Stored entries:
[Start of Attachment]

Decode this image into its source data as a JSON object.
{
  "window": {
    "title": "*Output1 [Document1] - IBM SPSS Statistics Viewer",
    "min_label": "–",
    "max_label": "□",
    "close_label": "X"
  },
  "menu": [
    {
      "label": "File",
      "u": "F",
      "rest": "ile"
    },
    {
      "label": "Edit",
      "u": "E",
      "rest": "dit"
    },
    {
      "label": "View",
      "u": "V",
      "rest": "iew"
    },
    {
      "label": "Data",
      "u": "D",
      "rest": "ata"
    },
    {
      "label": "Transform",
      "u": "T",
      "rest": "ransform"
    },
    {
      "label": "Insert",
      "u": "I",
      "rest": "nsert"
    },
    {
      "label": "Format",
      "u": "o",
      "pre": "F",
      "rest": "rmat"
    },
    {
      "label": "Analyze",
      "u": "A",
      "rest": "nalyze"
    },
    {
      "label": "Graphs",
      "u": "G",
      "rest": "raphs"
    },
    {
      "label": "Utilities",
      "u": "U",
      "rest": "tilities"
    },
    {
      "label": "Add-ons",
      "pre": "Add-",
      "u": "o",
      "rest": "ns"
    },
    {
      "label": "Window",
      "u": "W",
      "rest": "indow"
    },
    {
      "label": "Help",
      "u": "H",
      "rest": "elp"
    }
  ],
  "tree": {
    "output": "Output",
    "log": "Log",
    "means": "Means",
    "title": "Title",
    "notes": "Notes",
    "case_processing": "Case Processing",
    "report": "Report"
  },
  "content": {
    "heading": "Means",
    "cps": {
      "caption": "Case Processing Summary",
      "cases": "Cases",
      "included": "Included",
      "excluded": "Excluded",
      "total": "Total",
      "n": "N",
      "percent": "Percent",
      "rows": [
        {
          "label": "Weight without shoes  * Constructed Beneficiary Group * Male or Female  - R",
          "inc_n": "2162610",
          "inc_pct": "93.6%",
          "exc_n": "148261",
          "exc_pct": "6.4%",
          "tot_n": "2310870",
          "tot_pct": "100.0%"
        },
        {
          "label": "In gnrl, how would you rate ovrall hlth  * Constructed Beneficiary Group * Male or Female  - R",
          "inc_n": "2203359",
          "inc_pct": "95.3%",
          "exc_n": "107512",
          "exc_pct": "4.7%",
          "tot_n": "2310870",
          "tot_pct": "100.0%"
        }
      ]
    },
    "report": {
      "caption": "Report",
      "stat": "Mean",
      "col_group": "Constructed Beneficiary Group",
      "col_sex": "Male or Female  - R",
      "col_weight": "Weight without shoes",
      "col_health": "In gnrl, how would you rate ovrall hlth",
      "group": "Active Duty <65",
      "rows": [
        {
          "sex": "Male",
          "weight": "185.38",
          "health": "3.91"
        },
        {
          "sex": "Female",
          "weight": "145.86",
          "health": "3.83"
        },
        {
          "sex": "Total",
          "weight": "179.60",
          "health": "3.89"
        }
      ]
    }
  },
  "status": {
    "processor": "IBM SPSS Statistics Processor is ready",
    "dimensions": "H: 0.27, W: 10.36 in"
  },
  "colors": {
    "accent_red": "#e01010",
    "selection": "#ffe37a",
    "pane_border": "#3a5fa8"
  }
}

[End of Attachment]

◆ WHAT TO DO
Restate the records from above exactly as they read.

◆ ANSWER SPACE
Decode this image into its source data as a JSON object.
{
  "window": {
    "title": "*Output1 [Document1] - IBM SPSS Statistics Viewer",
    "min_label": "–",
    "max_label": "□",
    "close_label": "X"
  },
  "menu": [
    {
      "label": "File",
      "u": "F",
      "rest": "ile"
    },
    {
      "label": "Edit",
      "u": "E",
      "rest": "dit"
    },
    {
      "label": "View",
      "u": "V",
      "rest": "iew"
    },
    {
      "label": "Data",
      "u": "D",
      "rest": "ata"
    },
    {
      "label": "Transform",
      "u": "T",
      "rest": "ransform"
    },
    {
      "label": "Insert",
      "u": "I",
      "rest": "nsert"
    },
    {
      "label": "Format",
      "u": "o",
      "pre": "F",
      "rest": "rmat"
    },
    {
      "label": "Analyze",
      "u": "A",
      "rest": "nalyze"
    },
    {
      "label": "Graphs",
      "u": "G",
      "rest": "raphs"
    },
    {
      "label": "Utilities",
      "u": "U",
      "rest": "tilities"
    },
    {
      "label": "Add-ons",
      "pre": "Add-",
      "u": "o",
      "rest": "ns"
    },
    {
      "label": "Window",
      "u": "W",
      "rest": "indow"
    },
    {
      "label": "Help",
      "u": "H",
      "rest": "elp"
    }
  ],
  "tree": {
    "output": "Output",
    "log": "Log",
    "means": "Means",
    "title": "Title",
    "notes": "Notes",
    "case_processing": "Case Processing",
    "report": "Report"
  },
  "content": {
    "heading": "Means",
    "cps": {
      "caption": "Case Processing Summary",
      "cases": "Cases",
      "included": "Included",
      "excluded": "Excluded",
      "total": "Total",
      "n": "N",
      "percent": "Percent",
      "rows": [
        {
          "label": "Weight without shoes  * Constructed Beneficiary Group * Male or Female  - R",
          "inc_n": "2162610",
          "inc_pct": "93.6%",
          "exc_n": "148261",
          "exc_pct": "6.4%",
          "tot_n": "2310870",
          "tot_pct": "100.0%"
        },
        {
          "label": "In gnrl, how would you rate ovrall hlth  * Constructed Beneficiary Group * Male or Female  - R",
          "inc_n": "2203359",
          "inc_pct": "95.3%",
          "exc_n": "107512",
          "exc_pct": "4.7%",
          "tot_n": "2310870",
          "tot_pct": "100.0%"
        }
      ]
    },
    "report": {
      "caption": "Report",
      "stat": "Mean",
      "col_group": "Constructed Beneficiary Group",
      "col_sex": "Male or Female  - R",
      "col_weight": "Weight without shoes",
      "col_health": "In gnrl, how would you rate ovrall hlth",
      "group": "Active Duty <65",
      "rows": [
        {
          "sex": "Male",
          "weight": "185.38",
          "health": "3.91"
        },
        {
          "sex": "Female",
          "weight": "145.86",
          "health": "3.83"
        },
        {
          "sex": "Total",
          "weight": "179.60",
          "health": "3.89"
        }
      ]
    }
  },
  "status": {
    "processor": "IBM SPSS Statistics Processor is ready",
    "dimensions": "H: 0.27, W: 10.36 in"
  },
  "colors": {
    "accent_red": "#e01010",
    "selection": "#ffe37a",
    "pane_border": "#3a5fa8"
  }
}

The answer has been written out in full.